Bonfils-Stanton Foundation 9-year-old Livingston Fellowship Program, and can't resist posting a quick summary of my reaction/perceptions.
This program was launched nine years ago in honor of Johnston R. Livingston, who was Chairman Emeritus of the Foundation, and passed away in 2008. He had a personal passion for leadership in the nonprofit sector, and was deeply invested in this program. Even as the Foundation has shifted its grantmaking entirely to arts and culture this year, there is a steadfast commitment to retaining the larger nonprofit sector reach of this program, including arts as well as other nonprofit leaders. I believe this is extremely healthy as it integrates arts leaders into larger conversations about leadership, making a difference in our community, balancing personal and professional obligations etc. These problems are not "special" in the arts and benefit from being part of a larger conversation and network. Read Laura Zabel's great and provocative blog post on why "artists are ordinary."

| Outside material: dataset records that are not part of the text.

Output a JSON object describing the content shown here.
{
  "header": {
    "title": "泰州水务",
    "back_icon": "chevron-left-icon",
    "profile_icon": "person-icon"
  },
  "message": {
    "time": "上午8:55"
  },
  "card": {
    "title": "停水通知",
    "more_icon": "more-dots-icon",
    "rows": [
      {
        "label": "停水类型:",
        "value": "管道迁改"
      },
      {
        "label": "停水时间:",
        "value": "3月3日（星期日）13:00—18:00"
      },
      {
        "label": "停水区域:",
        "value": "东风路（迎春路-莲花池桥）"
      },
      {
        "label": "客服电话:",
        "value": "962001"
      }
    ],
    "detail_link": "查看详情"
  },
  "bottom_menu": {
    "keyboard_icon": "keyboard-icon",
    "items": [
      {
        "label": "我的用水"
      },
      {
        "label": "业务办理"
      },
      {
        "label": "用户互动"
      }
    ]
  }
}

So exactly what happens in the Livingston Fellowship program, and why do I think it is pretty unique and special? Each year, five Colorado nonprofit leaders (most from the Denver area) - generally executive directors who are mid-career - are selected to participate through a nomination process. They are given consulting time with a leadership consultant as well as an organizational psychologist, AND a commitment of $25,000 towards the execution of a personal, customized leadership advancement plan. The class of fellows then comes together in a retreat to share their early thinking about the goals and basic outlines of their plan, guided by Foundation staff and a consultant, but largely sharing and learning peer-to-peer. Following this they develop a formal plan that is then reviewed and approved by the Foundation, with a two year window for completion. The plans vary as much as one individual varies from another. There is an inherent recognition that sometimes to grow as leaders we need to grow as human beings, so plans may involve efforts to get "out of the comfort zone" - learning a new skill, sport, hobby or artistic practice; they may involve traditional executive coaching or seminars and conferences; they may involve travel, whether for self-exploration, or to be exposed to new cultures and languages.
And like a good approach to strategic planning, the Foundation has always recognized that sometimes plans need to change mid-stream, so there is an openness to revisions along the way - and many if not most are revised.
And because all the fellows have in common having gone through the fellowship process, which forces deep self-examination, merging personal and professional issues, the level of openness, sharing and trust among the group is striking. Participation in the retreat becomes for many, I think, a way to reconnect with that journey they went on through the fellowship, and to keep that striving to be the best leaders - and human beings - that they can be, part of their life and daily practice, not something that fades like an old photograph.
As the "new guy" I have the opportunity to engage in some tweaks to the Fellowship program going forward, to look at it with fresh eyes, and with ten years coming up I am sure we will do a ten year assessment. I do hope, for example, to add to our Web site some of the stories of the Fellows experiences and learnings that could be shared. That said, I want to take this opportunity to say how honored I am to now lead a Foundation that could create and sustain a program like this - it is a gift to me and the community from my predecessor, Dorothy Horrell, from the consultant on the program Jesse King, from the Bonfils-Stanton Board, and most of all from John Livingston.